You’re standing on a street corner, about to step off the curb, when a car cuts you off. You stumble backwards, maybe cursing a little. Did you notice the make and model? Would you believe it was an expensive one? Studies say it probably was.
This may not surprise you at first—“absolute power corrupts absolutely,” after all. However, studies have also found that college cliques are typically ruled by the kindest, most enthusiastic students. So, which is it? Are the most powerful among us the most belligerent, or the most benevolent? Are the rich more likely to be greedy, or generous?
As you might imagine, the truth lies somewhere in the middle. You’ll find plenty of arguments for both sides in The Power Paradox: How we gain and lose influence, the latest book from Dacher Keltner, UC Berkeley professor of psychology. While many have philosophized on the relationship between power and virtue, Keltner attempts to bring the issue out of rhetorical speculation and into the laboratory. The result is a whopping 20 “principles of power,” although Keltner’s main argument can be summarized with just two: “groups reward those who advance the greater good with status and esteem” and “power leads to empathy deficits and diminished moral sentiments.”

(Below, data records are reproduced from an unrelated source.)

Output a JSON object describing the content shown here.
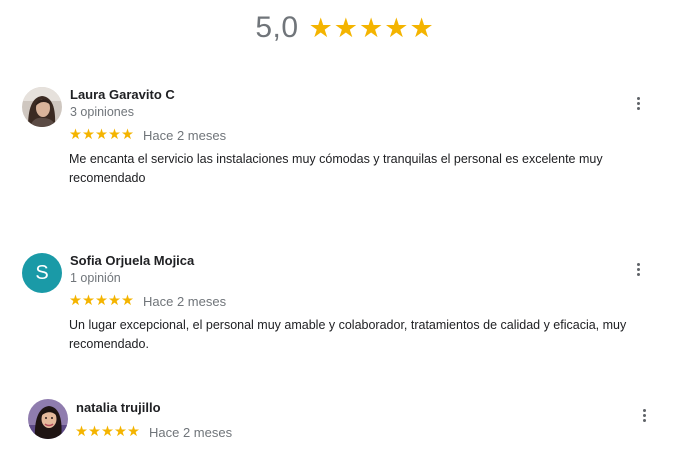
{
  "summary": {
    "score": "5,0",
    "stars": 5
  },
  "colors": {
    "star": "#f4b400",
    "secondary_text": "#70757a",
    "avatar_s_bg": "#1a9aa7"
  },
  "reviews": [
    {
      "author": "Laura Garavito C",
      "count": "3 opiniones",
      "stars": 5,
      "date": "Hace 2 meses",
      "text": "Me encanta el servicio las instalaciones muy cómodas y tranquilas el personal es excelente muy recomendado",
      "avatar": "photo",
      "menu_icon": "more-vert-icon"
    },
    {
      "author": "Sofia Orjuela Mojica",
      "count": "1 opinión",
      "stars": 5,
      "date": "Hace 2 meses",
      "text": "Un lugar excepcional, el personal muy amable y colaborador, tratamientos de calidad y eficacia, muy recomendado.",
      "avatar": "S",
      "menu_icon": "more-vert-icon"
    },
    {
      "author": "natalia trujillo",
      "stars": 5,
      "date": "Hace 2 meses",
      "avatar": "photo",
      "menu_icon": "more-vert-icon"
    }
  ]
}
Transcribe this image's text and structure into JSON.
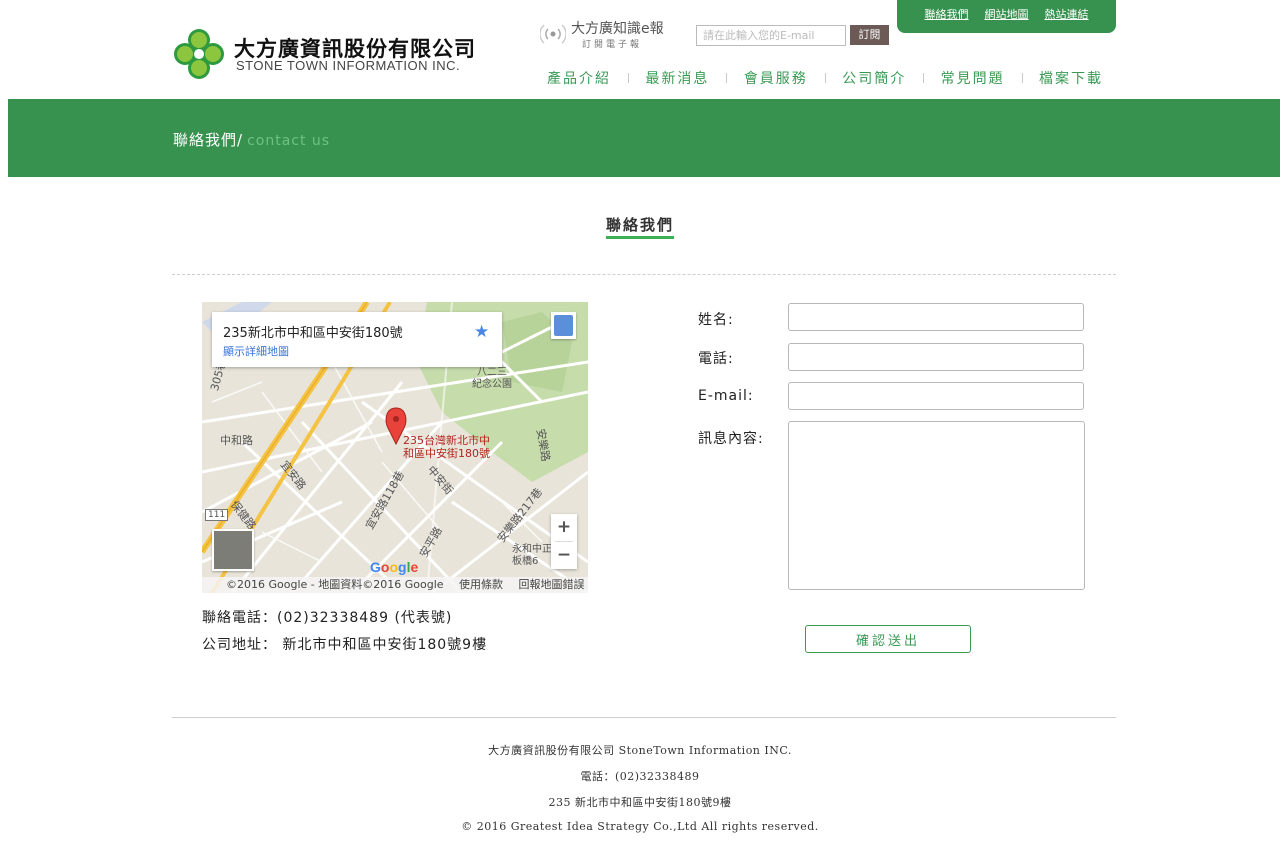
{
  "brand": {
    "name_zh": "大方廣資訊股份有限公司",
    "name_en": "STONE TOWN INFORMATION INC.",
    "logo_color": "#2e9a3f"
  },
  "epaper": {
    "title": "大方廣知識e報",
    "subtitle": "訂閱電子報",
    "input_placeholder": "請在此輸入您的E-mail",
    "subscribe_label": "訂閱"
  },
  "toplinks": [
    "聯絡我們",
    "網站地圖",
    "熱站連結"
  ],
  "nav": [
    "產品介紹",
    "最新消息",
    "會員服務",
    "公司簡介",
    "常見問題",
    "檔案下載"
  ],
  "banner": {
    "title": "聯絡我們/",
    "subtitle": "contact us",
    "color": "#38924f"
  },
  "section_title": "聯絡我們",
  "map": {
    "card_address": "235新北市中和區中安街180號",
    "card_link": "顯示詳細地圖",
    "pin_label_line1": "235台灣新北市中",
    "pin_label_line2": "和區中安街180號",
    "labels": {
      "road_zhonghe": "中和路",
      "road_yian": "宜安路",
      "road_yian118": "宜安路118巷",
      "road_zhongan": "中安街",
      "road_anle217": "安樂路217巷",
      "road_anping": "安平路",
      "road_anle": "安樂路",
      "road_baojian": "保健路",
      "park": "八二三\n紀念公園",
      "route_111": "111",
      "yonghe": "永和中正\n板橋6",
      "road_305": "305巷"
    },
    "zoom_in": "+",
    "zoom_out": "−",
    "google": "Google",
    "footer": [
      "©2016 Google - 地圖資料©2016 Google",
      "使用條款",
      "回報地圖錯誤"
    ]
  },
  "contact": {
    "phone": "聯絡電話：(02)32338489 (代表號)",
    "address": "公司地址： 新北市中和區中安街180號9樓"
  },
  "form": {
    "name_label": "姓名:",
    "phone_label": "電話:",
    "email_label": "E-mail:",
    "message_label": "訊息內容:",
    "submit_label": "確認送出"
  },
  "footer": {
    "company": "大方廣資訊股份有限公司   StoneTown Information INC.",
    "phone": "電話：(02)32338489",
    "address": "235 新北市中和區中安街180號9樓",
    "copyright": "© 2016 Greatest Idea Strategy Co.,Ltd All rights reserved."
  }
}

In other words, noble attributes like empathy and generosity help us ascend to positions of power, but these virtues tend to fade away once we reach a state of prominence. In a time when the morality of our elected leaders is so frequently called into question, it’s a truly compelling thesis. Unfortunately, Keltner only manages to defend half of it.

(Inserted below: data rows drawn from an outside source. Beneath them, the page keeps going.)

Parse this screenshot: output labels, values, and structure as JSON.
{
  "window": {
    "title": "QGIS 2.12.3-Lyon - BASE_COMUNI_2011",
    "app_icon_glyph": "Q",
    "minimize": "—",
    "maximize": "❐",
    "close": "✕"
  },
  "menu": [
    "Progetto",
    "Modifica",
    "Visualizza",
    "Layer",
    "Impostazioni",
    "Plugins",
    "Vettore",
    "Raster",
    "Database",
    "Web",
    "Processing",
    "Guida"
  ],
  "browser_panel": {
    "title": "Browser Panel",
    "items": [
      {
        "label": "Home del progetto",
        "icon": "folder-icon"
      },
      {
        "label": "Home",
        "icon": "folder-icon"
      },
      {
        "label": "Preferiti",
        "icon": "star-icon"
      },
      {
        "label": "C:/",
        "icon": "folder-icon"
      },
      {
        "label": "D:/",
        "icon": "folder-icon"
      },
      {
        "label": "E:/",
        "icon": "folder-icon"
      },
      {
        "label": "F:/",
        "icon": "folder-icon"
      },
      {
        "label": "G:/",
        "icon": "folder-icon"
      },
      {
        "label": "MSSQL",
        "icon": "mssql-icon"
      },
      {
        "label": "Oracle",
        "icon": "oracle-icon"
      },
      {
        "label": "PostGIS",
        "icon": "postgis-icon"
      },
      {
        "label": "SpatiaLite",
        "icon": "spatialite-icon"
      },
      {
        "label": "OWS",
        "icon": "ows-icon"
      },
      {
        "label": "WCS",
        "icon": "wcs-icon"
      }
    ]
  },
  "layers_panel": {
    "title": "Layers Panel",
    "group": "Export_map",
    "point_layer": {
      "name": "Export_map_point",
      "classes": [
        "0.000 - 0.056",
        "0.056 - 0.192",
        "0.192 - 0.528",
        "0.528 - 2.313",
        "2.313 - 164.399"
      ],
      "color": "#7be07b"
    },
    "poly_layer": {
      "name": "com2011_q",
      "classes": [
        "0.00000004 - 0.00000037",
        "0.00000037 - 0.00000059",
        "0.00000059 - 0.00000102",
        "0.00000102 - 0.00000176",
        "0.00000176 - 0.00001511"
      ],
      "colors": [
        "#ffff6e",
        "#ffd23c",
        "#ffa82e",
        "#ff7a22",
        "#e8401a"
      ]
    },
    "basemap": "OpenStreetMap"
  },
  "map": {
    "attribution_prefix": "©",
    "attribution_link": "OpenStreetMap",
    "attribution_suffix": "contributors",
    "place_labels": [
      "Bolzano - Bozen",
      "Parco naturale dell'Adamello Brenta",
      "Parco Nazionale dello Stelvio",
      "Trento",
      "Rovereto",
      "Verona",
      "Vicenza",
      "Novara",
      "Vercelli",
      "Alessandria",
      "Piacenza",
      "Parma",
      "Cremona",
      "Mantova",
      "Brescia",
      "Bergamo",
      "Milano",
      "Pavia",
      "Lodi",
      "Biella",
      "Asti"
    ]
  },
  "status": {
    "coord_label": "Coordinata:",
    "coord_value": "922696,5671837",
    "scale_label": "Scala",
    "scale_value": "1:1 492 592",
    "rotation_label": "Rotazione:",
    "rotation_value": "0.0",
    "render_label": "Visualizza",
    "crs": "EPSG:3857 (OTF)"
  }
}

At his most persuasive, Keltner describes a series of experiments in which he asked test subjects to remember a past experience when they felt empowered or belittled. They then tried to match facial expressions to a list of emotions or listen actively to a story, both common measures of empathy. Regardless of their real-life power ranking, the momentarily-empowered volunteers consistently scored lower on these two empathy tasks! But when he tries to demonstrate the reverse—that increased empathy can lead to increased power—Keltner falters. He falls back on a series of non-sequiturs, tied together by an overly general definition of “power” that mixes social status and economic class in with acquired skills like being good at basketball. If his claims approach truth, it is via a highly suspect route.

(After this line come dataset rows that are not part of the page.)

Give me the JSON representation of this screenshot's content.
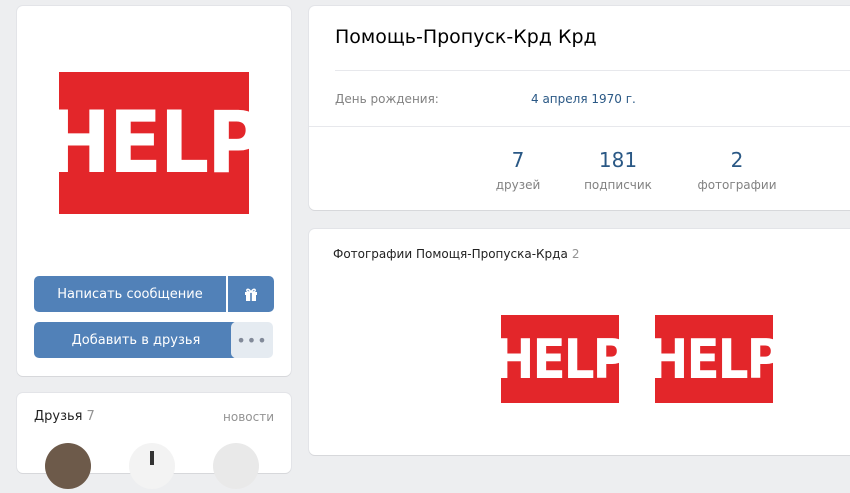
{
  "profile": {
    "avatar_text": "HELP",
    "send_message_label": "Написать сообщение",
    "add_friend_label": "Добавить в друзья",
    "more_label": "•••",
    "gift_icon": "gift-icon"
  },
  "friends": {
    "title": "Друзья",
    "count": "7",
    "news_link": "новости"
  },
  "info": {
    "name": "Помощь-Пропуск-Крд Крд",
    "birthday_label": "День рождения:",
    "birthday_value": "4 апреля 1970 г.",
    "stats": [
      {
        "value": "7",
        "label": "друзей"
      },
      {
        "value": "181",
        "label": "подписчик"
      },
      {
        "value": "2",
        "label": "фотографии"
      }
    ]
  },
  "photos": {
    "title": "Фотографии Помощя-Пропуска-Крда",
    "count": "2",
    "items": [
      {
        "text": "HELP"
      },
      {
        "text": "HELP"
      }
    ]
  },
  "colors": {
    "brand_red": "#e3262a",
    "button_blue": "#5181b8",
    "link_blue": "#2a5885"
  }
}
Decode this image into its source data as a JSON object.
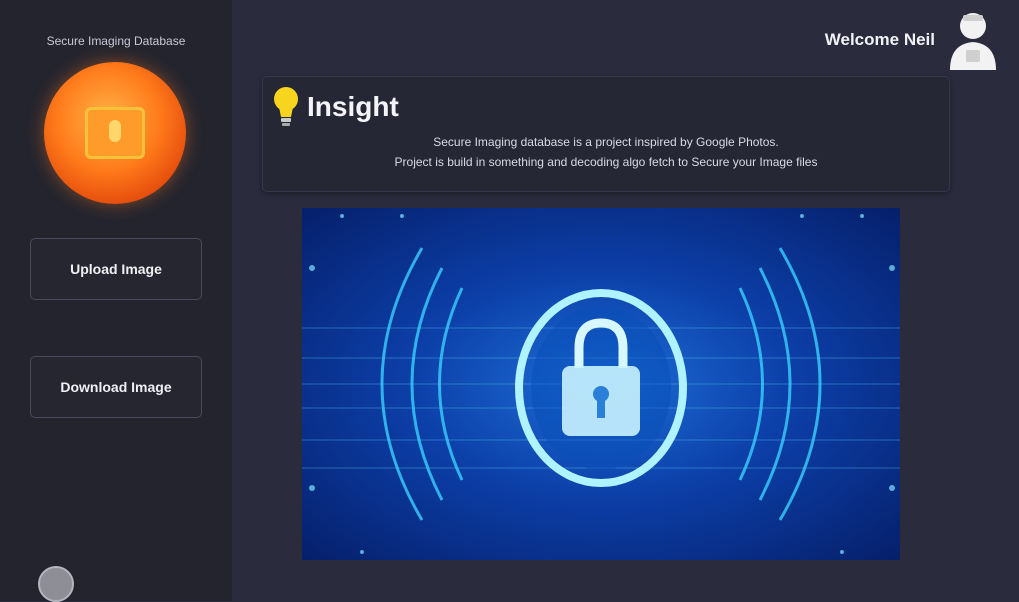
{
  "sidebar": {
    "app_title": "Secure Imaging Database",
    "upload_label": "Upload Image",
    "download_label": "Download Image"
  },
  "header": {
    "welcome_text": "Welcome Neil"
  },
  "insight": {
    "title": "Insight",
    "line1": "Secure Imaging database is a project inspired by Google Photos.",
    "line2": "Project is build in something and decoding algo fetch to Secure your Image files"
  },
  "icons": {
    "logo": "lock-folder-icon",
    "user": "user-icon",
    "bulb": "lightbulb-icon",
    "settings": "settings-icon",
    "hero": "cyber-security-lock-image"
  },
  "colors": {
    "background": "#2a2b3d",
    "sidebar": "#23242e",
    "accent_orange": "#ff7a1a",
    "hero_blue": "#0c3fa8"
  }
}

We are then left wondering: are we doomed to fulfill this destiny of corruption? Or, armed with the knowledge of our selfish tendencies, can we somehow sidestep them? The Power Paradox appropriately culminates in an epilogue on the “fivefold path to power,” Keltner’s strategy for holding positions of authority while still preserving your moral virtues. But the recommendations themselves—be aware of feelings of power, practice humility, give to others, practice respect, and change the psychological context of powerlessness—are little more than hollow tautology: to avoid the power paradox, avoid the power paradox. These half-baked suggestions are the last in a series of overreaches and oversimplifications found throughout the book, riddling otherwise sound science with grandiose statements notably lacking in citations.
The Power Paradox is best regarded not as a triumphant opus, but as a foundational work that inspires us to ask for more. We need research that answers the lingering questions. Are all of our leaders doomed to repeat this troubling cycle of virtues found, power won, and virtues lost? Are there any remarkable individuals who seem able to buck Keltner’s trends? What lessons can be learned from their stories? How can we redesign our formal power structures to help our leaders avoid corruption? For better or worse, modern society will always contain hierarchies of power; it will take substantial, evidence-based change to ensure we steer clear of the pitfalls that come with them.